By Ben Cohen, The Algemeiner
President Emmanuel Macron was the subject of a rare and stinging criticism from the head of France’s Jewish community last week, in the wake of a major media interview in which the French leader opined that two of the most notorious anti-Semites in his nation’s history should not be judged by that fact alone.
“I don’t see what the urgency was with [Macron] raising this issue again, and I admit that I am in total incomprehension,” Francis Kalifat — president of CRIF, the communal organization representing French Jews — told Jewish broadcaster Radio J last Thursday.
Kalifat was commenting on Macron’s interview in the latest edition of the magazine L’Express, in which the French leader spoke at length on the thorny topic of French national identity and culture.
Centrally, Macron lamented that “in most Western societies, we are witnessing some form of victim primacy.”
“The victim’s speech prevails over everything and crushes everything, including that of reason,” he noted.
Discussing the darker aspects of French history, Macron drew on the examples of two prominent French anti-Semites to make the point that recognizing their hatred of Jews should not obscure their broader importance.
Macron stated that Marshal Philippe Pétain — who led the wartime collaborationist government created following the Nazi invasion of France in 1940 — should also be remembered for the decisive role he played during World War I, when his victory at the Battle of Verdun in 1916 helped pave the way for Germany’s defeat in that conflict.
Macron said that while he strongly rejected Pétain’s “anti-Semitism and spirit of defeat” in relation to the Nazis, “I cannot deny that he was the hero of 1917 and a great soldier” — echoing similar remarks he made on the subject of Pétain in 2018, during the centenary commemorations of the end of World War I.
The French leader also said that Charles Maurras — an author and politician who started the far-right Action Française movement in 1899 — should not be obscured from the historical record because of his legendary hatred of Jews.
It was Maurras who famously confessed that “everything seems impossible or terribly difficult without the providential appearance of anti-Semitism,” a prejudice that, he explained, “enables everything to be arranged, smoothed over and simplified…If one were not an anti-Semite through patriotism, one would become an anti-Semite through a simple sense of opportunity.”
According to Macron in L’Express, “rather than be outraged, we need to understand.”
“I fight all the anti-Semitic ideas of Maurras, but I find it absurd to say that Maurras must no longer exist,” the French leader said.
In his radio interview, Kalifat accused Macron of “bringing notorious anti-Semites to light.”

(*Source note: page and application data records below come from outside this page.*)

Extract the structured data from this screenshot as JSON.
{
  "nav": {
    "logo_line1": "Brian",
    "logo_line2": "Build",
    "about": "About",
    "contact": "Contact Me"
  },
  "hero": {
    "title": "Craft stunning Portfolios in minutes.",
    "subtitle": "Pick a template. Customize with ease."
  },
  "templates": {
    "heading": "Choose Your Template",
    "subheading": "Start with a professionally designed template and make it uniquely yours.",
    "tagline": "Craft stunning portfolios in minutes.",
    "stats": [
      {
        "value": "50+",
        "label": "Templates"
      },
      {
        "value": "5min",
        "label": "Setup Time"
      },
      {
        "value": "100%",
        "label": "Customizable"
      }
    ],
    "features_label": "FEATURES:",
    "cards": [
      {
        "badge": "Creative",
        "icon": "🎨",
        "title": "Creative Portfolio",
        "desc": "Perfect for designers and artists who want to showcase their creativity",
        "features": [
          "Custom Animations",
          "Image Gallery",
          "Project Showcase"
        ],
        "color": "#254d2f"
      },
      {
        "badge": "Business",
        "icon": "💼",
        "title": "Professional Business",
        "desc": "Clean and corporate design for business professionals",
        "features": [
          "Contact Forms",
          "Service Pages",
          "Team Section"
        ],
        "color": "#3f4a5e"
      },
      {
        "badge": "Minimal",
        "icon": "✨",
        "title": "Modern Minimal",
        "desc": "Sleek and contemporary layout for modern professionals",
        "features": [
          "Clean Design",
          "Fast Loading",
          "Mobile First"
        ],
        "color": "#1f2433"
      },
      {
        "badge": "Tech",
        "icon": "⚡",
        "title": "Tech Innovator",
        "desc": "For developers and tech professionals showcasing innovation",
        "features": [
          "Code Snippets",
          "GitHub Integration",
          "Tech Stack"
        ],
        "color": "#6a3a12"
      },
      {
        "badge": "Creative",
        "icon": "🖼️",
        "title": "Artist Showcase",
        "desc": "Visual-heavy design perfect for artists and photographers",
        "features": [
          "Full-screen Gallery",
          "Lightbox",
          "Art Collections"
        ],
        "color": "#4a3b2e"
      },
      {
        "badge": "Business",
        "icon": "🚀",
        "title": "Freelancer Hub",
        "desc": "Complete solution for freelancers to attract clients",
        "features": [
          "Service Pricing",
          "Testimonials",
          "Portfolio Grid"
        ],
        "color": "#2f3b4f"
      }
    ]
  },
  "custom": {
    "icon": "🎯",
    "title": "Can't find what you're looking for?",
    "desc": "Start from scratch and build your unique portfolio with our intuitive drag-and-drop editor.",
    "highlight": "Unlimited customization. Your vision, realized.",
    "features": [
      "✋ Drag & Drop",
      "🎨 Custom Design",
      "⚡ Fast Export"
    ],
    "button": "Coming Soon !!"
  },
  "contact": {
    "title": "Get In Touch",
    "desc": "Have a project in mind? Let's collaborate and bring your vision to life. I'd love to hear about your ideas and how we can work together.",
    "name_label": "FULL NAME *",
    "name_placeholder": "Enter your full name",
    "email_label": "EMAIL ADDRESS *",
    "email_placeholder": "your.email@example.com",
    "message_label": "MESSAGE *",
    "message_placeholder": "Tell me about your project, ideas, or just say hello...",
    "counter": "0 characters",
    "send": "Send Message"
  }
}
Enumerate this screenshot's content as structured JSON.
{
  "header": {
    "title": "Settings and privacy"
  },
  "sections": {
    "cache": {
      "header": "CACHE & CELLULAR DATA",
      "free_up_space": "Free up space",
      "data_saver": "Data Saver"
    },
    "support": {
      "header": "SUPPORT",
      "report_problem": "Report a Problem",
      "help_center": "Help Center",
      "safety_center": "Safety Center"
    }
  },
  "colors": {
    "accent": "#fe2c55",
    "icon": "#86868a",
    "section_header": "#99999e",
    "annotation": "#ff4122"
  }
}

Said the CRIF president: “We cannot bring to light men who have betrayed France or who have been the shame of France by defending the most infamous ideas. I don’t see the point of wanting to bring them back into the news.”

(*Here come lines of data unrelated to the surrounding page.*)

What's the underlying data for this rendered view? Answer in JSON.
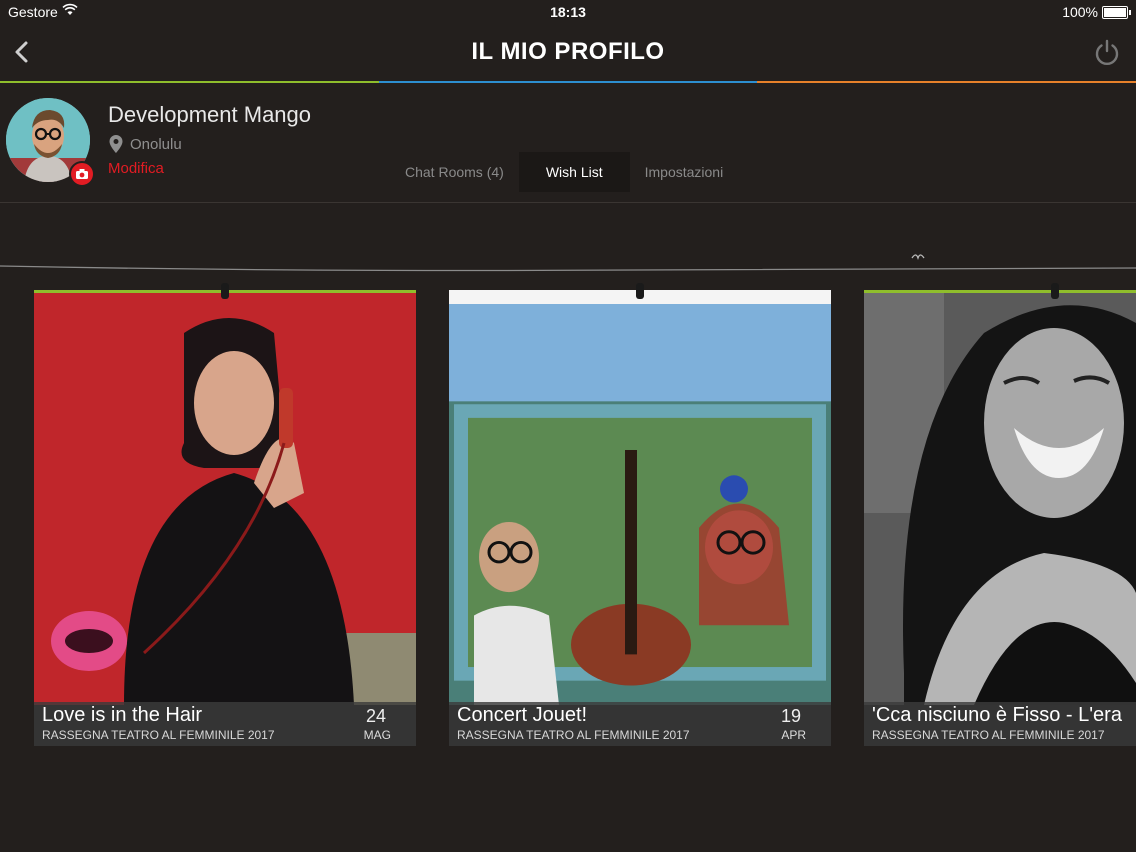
{
  "status": {
    "carrier": "Gestore",
    "time": "18:13",
    "battery": "100%"
  },
  "nav": {
    "title": "IL MIO PROFILO"
  },
  "accent_colors": [
    "#8fbe2c",
    "#2d8fd0",
    "#e8812a"
  ],
  "profile": {
    "name": "Development Mango",
    "location": "Onolulu",
    "edit_label": "Modifica"
  },
  "tabs": [
    {
      "label": "Chat Rooms (4)",
      "active": false
    },
    {
      "label": "Wish List",
      "active": true
    },
    {
      "label": "Impostazioni",
      "active": false
    }
  ],
  "cards": [
    {
      "title": "Love is in the Hair",
      "subtitle": "RASSEGNA TEATRO AL FEMMINILE 2017",
      "day": "24",
      "month": "MAG"
    },
    {
      "title": "Concert Jouet!",
      "subtitle": "RASSEGNA TEATRO AL FEMMINILE 2017",
      "day": "19",
      "month": "APR"
    },
    {
      "title": "'Cca nisciuno è Fisso - L'era",
      "subtitle": "RASSEGNA TEATRO AL FEMMINILE 2017",
      "day": "",
      "month": ""
    }
  ]
}
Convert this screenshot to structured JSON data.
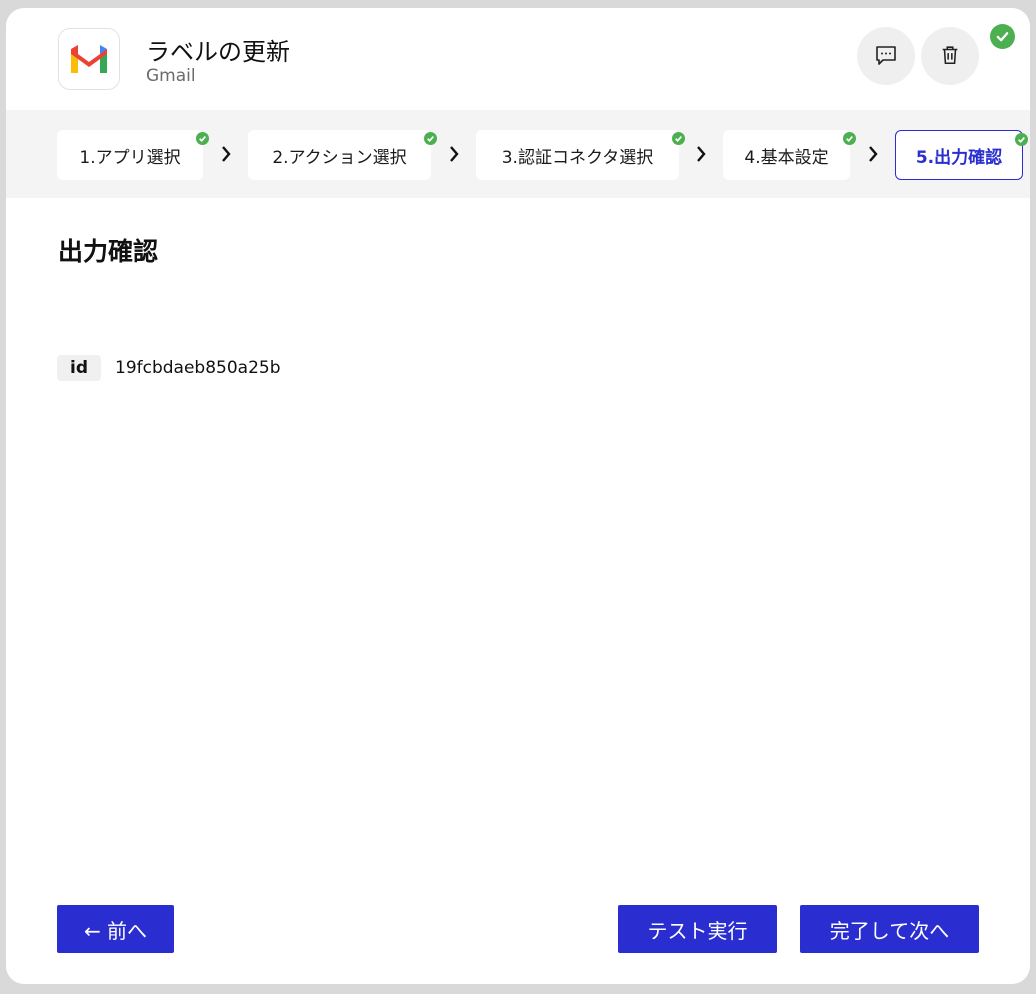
{
  "header": {
    "title": "ラベルの更新",
    "subtitle": "Gmail",
    "logo_icon": "gmail-logo",
    "comment_icon": "comment-icon",
    "trash_icon": "trash-icon",
    "status_icon": "check-circle-icon"
  },
  "steps": [
    {
      "label": "1.アプリ選択",
      "completed": true,
      "active": false
    },
    {
      "label": "2.アクション選択",
      "completed": true,
      "active": false
    },
    {
      "label": "3.認証コネクタ選択",
      "completed": true,
      "active": false
    },
    {
      "label": "4.基本設定",
      "completed": true,
      "active": false
    },
    {
      "label": "5.出力確認",
      "completed": true,
      "active": true
    }
  ],
  "main": {
    "title": "出力確認",
    "outputs": [
      {
        "key": "id",
        "value": "19fcbdaeb850a25b"
      }
    ]
  },
  "footer": {
    "prev_label": "← 前へ",
    "test_label": "テスト実行",
    "next_label": "完了して次へ"
  },
  "colors": {
    "accent": "#2a2ed0",
    "success": "#4caf50",
    "step_bar_bg": "#f4f4f4"
  }
}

Macron’s comments were “almost an insult to the victims of the Second World War, not just Jews,” Kalifat charged, adding that he hoped to discuss the matter personally with the president.